Improved rotor stability:
Traditional oil ring seals can be unpredictable to excitement of the shaft and rotor stability. Dry gas seal are very predictable and will not effect rotor stability.
Cause: lack of buffer gas while the tube oil pump is running
· The lube oil can migrate from the oil separation seal via the compressor shaft toward the DGS
· This oil will fill up the clearance volume in secondary leakage and slowly penetrate through DGS
· The stator ring and the rotor ring of DGS will stick together and will not lift off while the compressor is rotating
· The rotor ring of the DGS will burst immediately
Cause: compressor casing pressurized during long period of standstill
· In that case, no clean gas will be supplied via the clean gas filters to the DGS from the process side
· A small leakage rate through the seals in always present. As there is no clean gas supplied to the seal for protection, dirt from process side can migrate through the seals.
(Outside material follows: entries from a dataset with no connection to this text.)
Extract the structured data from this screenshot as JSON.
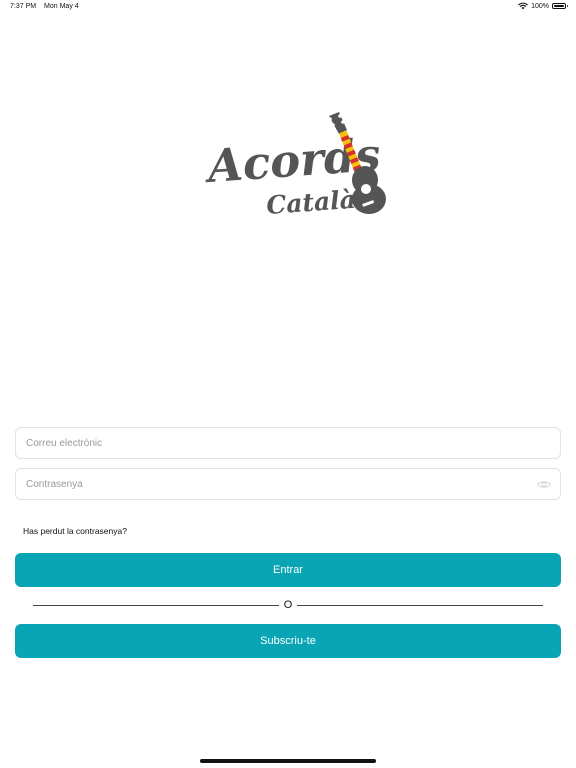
{
  "status_bar": {
    "time": "7:37 PM",
    "date": "Mon May 4",
    "battery": "100%",
    "battery_level": 1.0,
    "icons": [
      "wifi-icon",
      "battery-icon"
    ]
  },
  "logo": {
    "line1": "Acords",
    "line2": "Català",
    "text_color": "#555555",
    "guitar_color": "#555555",
    "flag_colors": [
      "#f4c20d",
      "#d32f2f"
    ],
    "icon": "guitar-icon"
  },
  "login": {
    "email_placeholder": "Correu electrònic",
    "email_value": "",
    "password_placeholder": "Contrasenya",
    "password_value": "",
    "password_toggle_icon": "eye-icon",
    "forgot_password": "Has perdut la contrasenya?",
    "login_button": "Entrar",
    "separator_text": "O",
    "signup_button": "Subscriu-te"
  },
  "colors": {
    "accent": "#0aa5b5",
    "background": "#ffffff",
    "field_border": "#e3e3e3",
    "placeholder": "#9a9a9a"
  }
}
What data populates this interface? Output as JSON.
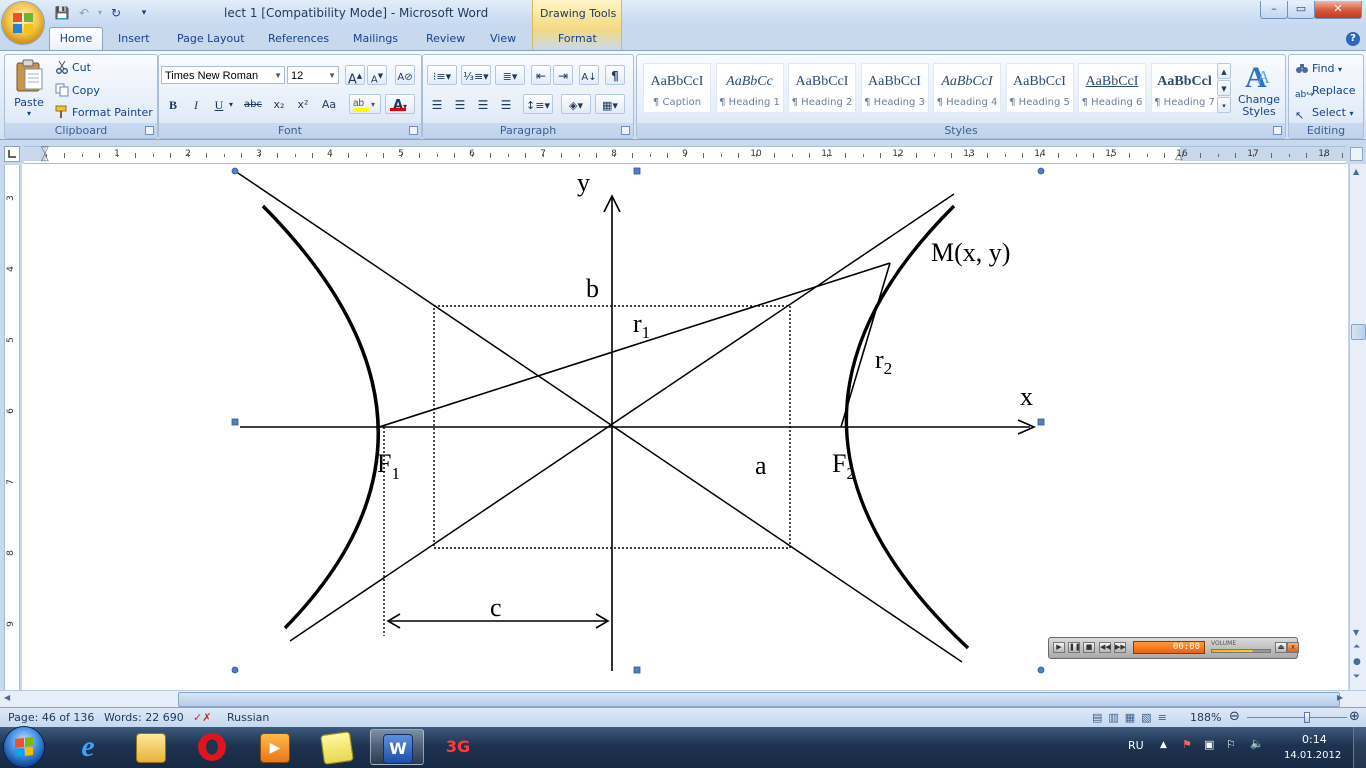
{
  "window": {
    "title": "lect 1 [Compatibility Mode] - Microsoft Word",
    "context_tab_group": "Drawing Tools",
    "controls": {
      "minimize": "–",
      "maximize": "▭",
      "close": "✕"
    }
  },
  "tabs": [
    {
      "label": "Home",
      "active": true
    },
    {
      "label": "Insert"
    },
    {
      "label": "Page Layout"
    },
    {
      "label": "References"
    },
    {
      "label": "Mailings"
    },
    {
      "label": "Review"
    },
    {
      "label": "View"
    },
    {
      "label": "Format",
      "contextual": true
    }
  ],
  "ribbon": {
    "clipboard": {
      "label": "Clipboard",
      "paste": "Paste",
      "cut": "Cut",
      "copy": "Copy",
      "format_painter": "Format Painter"
    },
    "font": {
      "label": "Font",
      "font_name": "Times New Roman",
      "font_size": "12",
      "grow": "A",
      "shrink": "A",
      "bold": "B",
      "italic": "I",
      "underline": "U",
      "strike": "abc",
      "subscript": "x₂",
      "superscript": "x²",
      "change_case": "Aa",
      "font_color": "A"
    },
    "paragraph": {
      "label": "Paragraph",
      "show_marks": "¶"
    },
    "styles": {
      "label": "Styles",
      "items": [
        {
          "sample": "AaBbCcI",
          "name": "¶ Caption"
        },
        {
          "sample": "AaBbCc",
          "name": "¶ Heading 1"
        },
        {
          "sample": "AaBbCcI",
          "name": "¶ Heading 2"
        },
        {
          "sample": "AaBbCcI",
          "name": "¶ Heading 3"
        },
        {
          "sample": "AaBbCcI",
          "name": "¶ Heading 4"
        },
        {
          "sample": "AaBbCcI",
          "name": "¶ Heading 5"
        },
        {
          "sample": "AaBbCcI",
          "name": "¶ Heading 6"
        },
        {
          "sample": "AaBbCcl",
          "name": "¶ Heading 7"
        }
      ],
      "change_styles": "Change Styles"
    },
    "editing": {
      "label": "Editing",
      "find": "Find",
      "replace": "Replace",
      "select": "Select"
    }
  },
  "ruler": {
    "numbers": [
      "1",
      "2",
      "3",
      "4",
      "5",
      "6",
      "7",
      "8",
      "9",
      "10",
      "11",
      "12",
      "13",
      "14",
      "15",
      "16",
      "17",
      "18"
    ]
  },
  "vruler": {
    "numbers": [
      "3",
      "4",
      "5",
      "6",
      "7",
      "8",
      "9"
    ]
  },
  "figure": {
    "labels": {
      "y_axis": "y",
      "x_axis": "x",
      "point": "M(x, y)",
      "b": "b",
      "r1": "r",
      "r1_sub": "1",
      "r2": "r",
      "r2_sub": "2",
      "f1": "F",
      "f1_sub": "1",
      "f2": "F",
      "f2_sub": "2",
      "a": "a",
      "c": "c"
    }
  },
  "status": {
    "page": "Page: 46 of 136",
    "words": "Words: 22 690",
    "language": "Russian",
    "zoom": "188%",
    "zoom_fraction": 0.6
  },
  "media_player": {
    "time": "00:00",
    "volume_label": "VOLUME"
  },
  "taskbar": {
    "language": "RU",
    "time": "0:14",
    "date": "14.01.2012"
  },
  "colors": {
    "ribbon_text": "#15428b",
    "curve": "#000000",
    "handle": "#4f81bd"
  }
}
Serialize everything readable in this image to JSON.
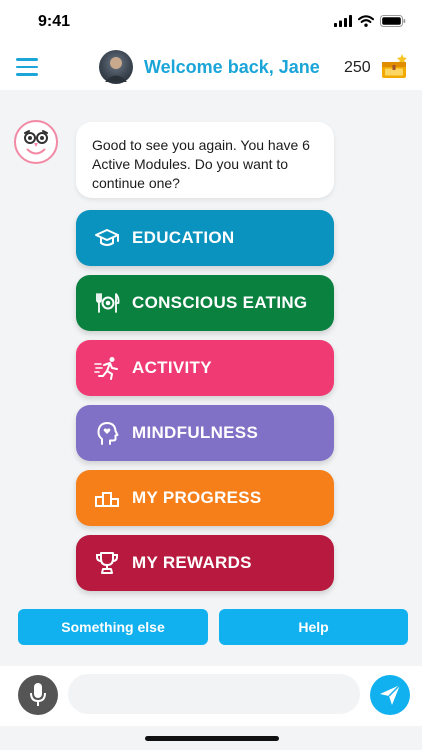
{
  "status_bar": {
    "time": "9:41"
  },
  "header": {
    "welcome": "Welcome back, Jane",
    "points": "250",
    "accent_color": "#1BA5D8",
    "icons": [
      "hamburger-menu-icon",
      "avatar",
      "treasure-chest-icon"
    ]
  },
  "chat": {
    "message": "Good to see you again. You have 6 Active Modules. Do you want to continue one?"
  },
  "modules": [
    {
      "label": "EDUCATION",
      "color": "#0A93BE",
      "icon": "graduation-cap-icon"
    },
    {
      "label": "CONSCIOUS EATING",
      "color": "#0B8140",
      "icon": "plate-cutlery-icon"
    },
    {
      "label": "ACTIVITY",
      "color": "#EF3A73",
      "icon": "running-person-icon"
    },
    {
      "label": "MINDFULNESS",
      "color": "#8070C6",
      "icon": "head-heart-icon"
    },
    {
      "label": "MY PROGRESS",
      "color": "#F77F1A",
      "icon": "podium-icon"
    },
    {
      "label": "MY REWARDS",
      "color": "#B71A3E",
      "icon": "trophy-icon"
    }
  ],
  "quick_replies": {
    "something_else": "Something else",
    "help": "Help",
    "color": "#11B0EE"
  },
  "composer": {
    "value": "",
    "placeholder": "",
    "icons": [
      "microphone-icon",
      "send-paper-plane-icon"
    ]
  }
}
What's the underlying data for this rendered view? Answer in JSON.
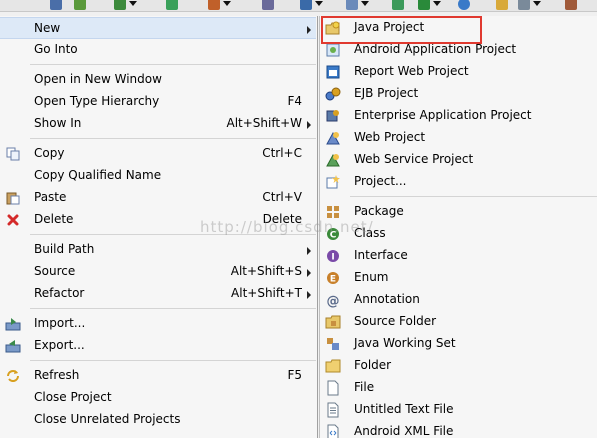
{
  "menu": {
    "items": [
      {
        "label": "New",
        "accel": "",
        "submenu": true,
        "icon": "new"
      },
      {
        "label": "Go Into",
        "accel": "",
        "icon": ""
      },
      {
        "label": "Open in New Window",
        "accel": "",
        "icon": ""
      },
      {
        "label": "Open Type Hierarchy",
        "accel": "F4",
        "icon": ""
      },
      {
        "label": "Show In",
        "accel": "Alt+Shift+W",
        "submenu": true,
        "icon": ""
      },
      {
        "label": "Copy",
        "accel": "Ctrl+C",
        "icon": "copy"
      },
      {
        "label": "Copy Qualified Name",
        "accel": "",
        "icon": ""
      },
      {
        "label": "Paste",
        "accel": "Ctrl+V",
        "icon": "paste"
      },
      {
        "label": "Delete",
        "accel": "Delete",
        "icon": "delete"
      },
      {
        "label": "Build Path",
        "accel": "",
        "submenu": true,
        "icon": ""
      },
      {
        "label": "Source",
        "accel": "Alt+Shift+S",
        "submenu": true,
        "icon": ""
      },
      {
        "label": "Refactor",
        "accel": "Alt+Shift+T",
        "submenu": true,
        "icon": ""
      },
      {
        "label": "Import...",
        "accel": "",
        "icon": "import"
      },
      {
        "label": "Export...",
        "accel": "",
        "icon": "export"
      },
      {
        "label": "Refresh",
        "accel": "F5",
        "icon": "refresh"
      },
      {
        "label": "Close Project",
        "accel": "",
        "icon": ""
      },
      {
        "label": "Close Unrelated Projects",
        "accel": "",
        "icon": ""
      }
    ]
  },
  "submenu": {
    "items": [
      {
        "label": "Java Project",
        "icon": "java-project"
      },
      {
        "label": "Android Application Project",
        "icon": "android-app"
      },
      {
        "label": "Report Web Project",
        "icon": "report-web"
      },
      {
        "label": "EJB Project",
        "icon": "ejb"
      },
      {
        "label": "Enterprise Application Project",
        "icon": "enterprise"
      },
      {
        "label": "Web Project",
        "icon": "web-project"
      },
      {
        "label": "Web Service Project",
        "icon": "web-service"
      },
      {
        "label": "Project...",
        "icon": "project"
      },
      {
        "label": "Package",
        "icon": "package"
      },
      {
        "label": "Class",
        "icon": "class"
      },
      {
        "label": "Interface",
        "icon": "interface"
      },
      {
        "label": "Enum",
        "icon": "enum"
      },
      {
        "label": "Annotation",
        "icon": "annotation"
      },
      {
        "label": "Source Folder",
        "icon": "source-folder"
      },
      {
        "label": "Java Working Set",
        "icon": "working-set"
      },
      {
        "label": "Folder",
        "icon": "folder"
      },
      {
        "label": "File",
        "icon": "file"
      },
      {
        "label": "Untitled Text File",
        "icon": "text-file"
      },
      {
        "label": "Android XML File",
        "icon": "xml-file"
      }
    ]
  },
  "watermark": "http://blog.csdn.net/",
  "colors": {
    "highlight": "#e0392f",
    "active_row": "#dde9f7"
  }
}
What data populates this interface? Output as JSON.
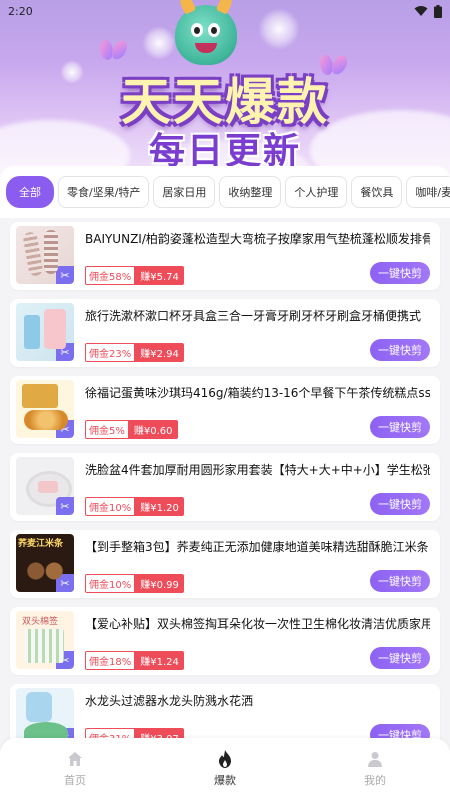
{
  "status_bar": {
    "time": "2:20"
  },
  "banner": {
    "headline_1": "天天爆款",
    "headline_2": "每日更新"
  },
  "tabs": [
    {
      "label": "全部",
      "active": true
    },
    {
      "label": "零食/坚果/特产",
      "active": false
    },
    {
      "label": "居家日用",
      "active": false
    },
    {
      "label": "收纳整理",
      "active": false
    },
    {
      "label": "个人护理",
      "active": false
    },
    {
      "label": "餐饮具",
      "active": false
    },
    {
      "label": "咖啡/麦片/冲",
      "active": false
    }
  ],
  "products": [
    {
      "title": "BAIYUNZI/柏韵姿蓬松造型大弯梳子按摩家用气垫梳蓬松顺发排骨梳",
      "commission": "佣金58%",
      "earn": "赚¥5.74",
      "button": "一键快剪"
    },
    {
      "title": "旅行洗漱杯漱口杯牙具盒三合一牙膏牙刷牙杯牙刷盒牙桶便携式",
      "commission": "佣金23%",
      "earn": "赚¥2.94",
      "button": "一键快剪"
    },
    {
      "title": "徐福记蛋黄味沙琪玛416g/箱装约13-16个早餐下午茶传统糕点sss",
      "commission": "佣金5%",
      "earn": "赚¥0.60",
      "button": "一键快剪"
    },
    {
      "title": "洗脸盆4件套加厚耐用圆形家用套装【特大+大+中+小】学生松弛感",
      "commission": "佣金10%",
      "earn": "赚¥1.20",
      "button": "一键快剪"
    },
    {
      "title": "【到手整箱3包】荞麦纯正无添加健康地道美味精选甜酥脆江米条",
      "commission": "佣金10%",
      "earn": "赚¥0.99",
      "button": "一键快剪"
    },
    {
      "title": "【爱心补贴】双头棉签掏耳朵化妆一次性卫生棉化妆清洁优质家用白色",
      "commission": "佣金18%",
      "earn": "赚¥1.24",
      "button": "一键快剪"
    },
    {
      "title": "水龙头过滤器水龙头防溅水花洒",
      "commission": "佣金31%",
      "earn": "赚¥3.07",
      "button": "一键快剪"
    }
  ],
  "bottom_nav": [
    {
      "label": "首页",
      "icon": "home-icon",
      "active": false
    },
    {
      "label": "爆款",
      "icon": "flame-icon",
      "active": true
    },
    {
      "label": "我的",
      "icon": "person-icon",
      "active": false
    }
  ],
  "colors": {
    "accent": "#8a5cf0",
    "commission_red": "#ef4c5a"
  }
}
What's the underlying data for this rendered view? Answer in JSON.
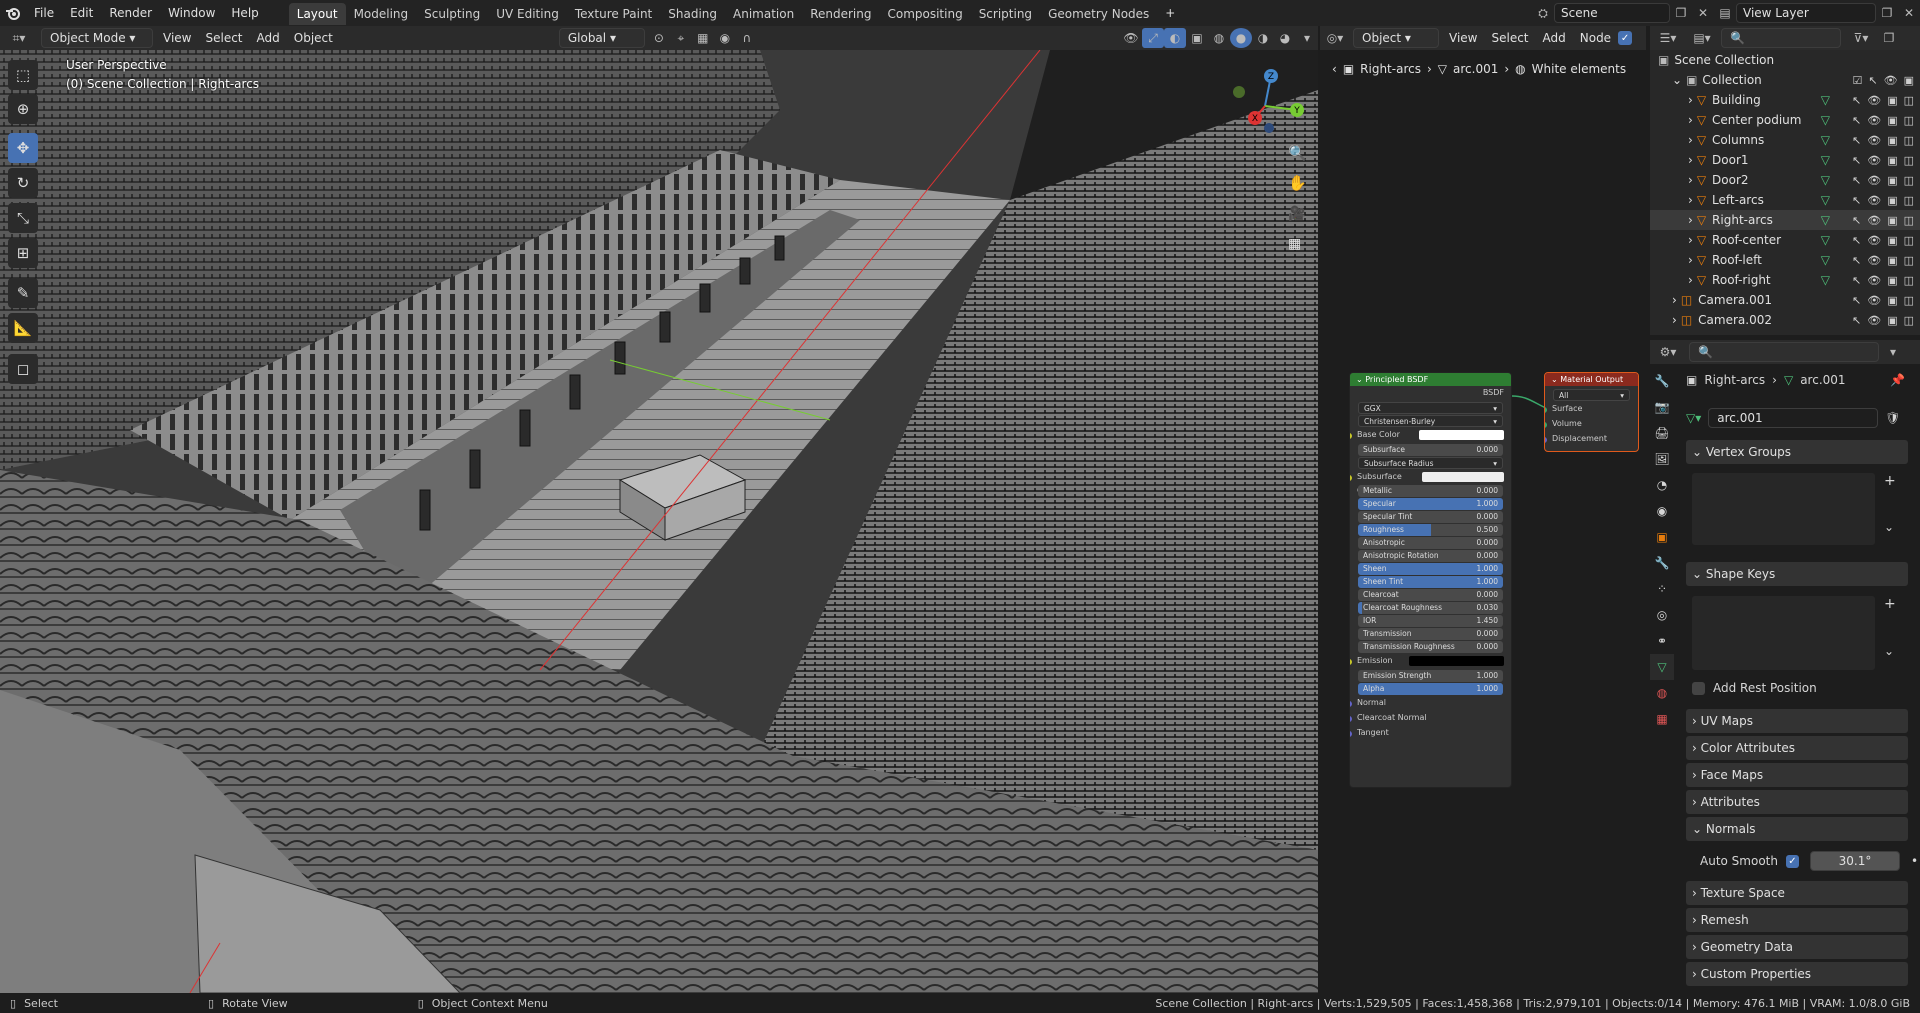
{
  "menu": {
    "items": [
      "File",
      "Edit",
      "Render",
      "Window",
      "Help"
    ]
  },
  "workspaces": [
    "Layout",
    "Modeling",
    "Sculpting",
    "UV Editing",
    "Texture Paint",
    "Shading",
    "Animation",
    "Rendering",
    "Compositing",
    "Scripting",
    "Geometry Nodes"
  ],
  "active_workspace": "Layout",
  "scene_name": "Scene",
  "view_layer": "View Layer",
  "viewport": {
    "mode": "Object Mode",
    "menus": [
      "View",
      "Select",
      "Add",
      "Object"
    ],
    "orientation": "Global",
    "info_line1": "User Perspective",
    "info_line2": "(0) Scene Collection | Right-arcs",
    "gizmo": {
      "z": "Z",
      "y": "Y",
      "x": "X"
    }
  },
  "node_editor": {
    "type": "Object",
    "menus": [
      "View",
      "Select",
      "Add",
      "Node"
    ],
    "breadcrumb": [
      "Right-arcs",
      "arc.001",
      "White elements"
    ],
    "bsdf": {
      "title": "Principled BSDF",
      "output": "BSDF",
      "distribution": "GGX",
      "subsurface_method": "Christensen-Burley",
      "base_color": "Base Color",
      "subsurface": {
        "label": "Subsurface",
        "value": "0.000"
      },
      "subsurface_radius": "Subsurface Radius",
      "subsurface_color": "Subsurface Color",
      "rows": [
        {
          "label": "Metallic",
          "value": "0.000",
          "fill": 0
        },
        {
          "label": "Specular",
          "value": "1.000",
          "fill": 1
        },
        {
          "label": "Specular Tint",
          "value": "0.000",
          "fill": 0
        },
        {
          "label": "Roughness",
          "value": "0.500",
          "fill": 0.5
        },
        {
          "label": "Anisotropic",
          "value": "0.000",
          "fill": 0
        },
        {
          "label": "Anisotropic Rotation",
          "value": "0.000",
          "fill": 0
        },
        {
          "label": "Sheen",
          "value": "1.000",
          "fill": 1
        },
        {
          "label": "Sheen Tint",
          "value": "1.000",
          "fill": 1
        },
        {
          "label": "Clearcoat",
          "value": "0.000",
          "fill": 0
        },
        {
          "label": "Clearcoat Roughness",
          "value": "0.030",
          "fill": 0.03
        },
        {
          "label": "IOR",
          "value": "1.450",
          "fill": 0
        },
        {
          "label": "Transmission",
          "value": "0.000",
          "fill": 0
        },
        {
          "label": "Transmission Roughness",
          "value": "0.000",
          "fill": 0
        }
      ],
      "emission": "Emission",
      "emission_strength": {
        "label": "Emission Strength",
        "value": "1.000"
      },
      "alpha": {
        "label": "Alpha",
        "value": "1.000"
      },
      "inputs": [
        "Normal",
        "Clearcoat Normal",
        "Tangent"
      ]
    },
    "output_node": {
      "title": "Material Output",
      "target": "All",
      "inputs": [
        "Surface",
        "Volume",
        "Displacement"
      ]
    }
  },
  "outliner": {
    "root": "Scene Collection",
    "collection": "Collection",
    "objects": [
      "Building",
      "Center podium",
      "Columns",
      "Door1",
      "Door2",
      "Left-arcs",
      "Right-arcs",
      "Roof-center",
      "Roof-left",
      "Roof-right"
    ],
    "selected": "Right-arcs",
    "cameras": [
      "Camera.001",
      "Camera.002"
    ]
  },
  "properties": {
    "breadcrumb": [
      "Right-arcs",
      "arc.001"
    ],
    "mesh_name": "arc.001",
    "panels": {
      "vertex_groups": "Vertex Groups",
      "shape_keys": "Shape Keys",
      "add_rest_position": "Add Rest Position",
      "uv_maps": "UV Maps",
      "color_attributes": "Color Attributes",
      "face_maps": "Face Maps",
      "attributes": "Attributes",
      "normals": "Normals",
      "auto_smooth": "Auto Smooth",
      "auto_smooth_angle": "30.1°",
      "texture_space": "Texture Space",
      "remesh": "Remesh",
      "geometry_data": "Geometry Data",
      "custom_properties": "Custom Properties"
    }
  },
  "statusbar": {
    "select": "Select",
    "rotate": "Rotate View",
    "context": "Object Context Menu",
    "stats": "Scene Collection | Right-arcs | Verts:1,529,505 | Faces:1,458,368 | Tris:2,979,101 | Objects:0/14 | Memory: 476.1 MiB | VRAM: 1.0/8.0 GiB"
  },
  "colors": {
    "accent": "#4772b3",
    "node_bsdf_header": "#2e7d32",
    "node_output_header": "#8b2a1e",
    "socket_yellow": "#c7c729",
    "socket_purple": "#6363c7",
    "axis_red": "#d33",
    "axis_green": "#7c3",
    "axis_blue": "#48c"
  }
}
· When the compressor rotor is started, this dirt can cause damage to the rotor ring as well as to the stator ring.
Cause: no maintenance on the clean gas filters
· In case of excessively high differential pressure on the filters, only a small amount of clean gas can be supplied to the DGS for protection. This amount will be smaller than the normal leakage rate for the DGS.
· Due to this effect, a small amount of dirty process gas will migrate through the seals, and this will act like sand blasting.
· Over a long period of compressor operation, an increasing leakage rate on the primary leakage can be recognized.
Cause: wet process gas
· The volatile constituents of the leaking process gas will disappear through the primary leakage of DGS, while crystals will be precipitated out of the process gas (knocked out). This process precipitation will be enforced by the temperature loss of the process gas expanding through the seals and labyrinth.
· Crystal will block the installed springs and labyrinth. To protect the seal from wet and dirty gas, the clean gas system can be adapted with trace heating as well as with knockout containers installed in the line behind the normal clean gas filters.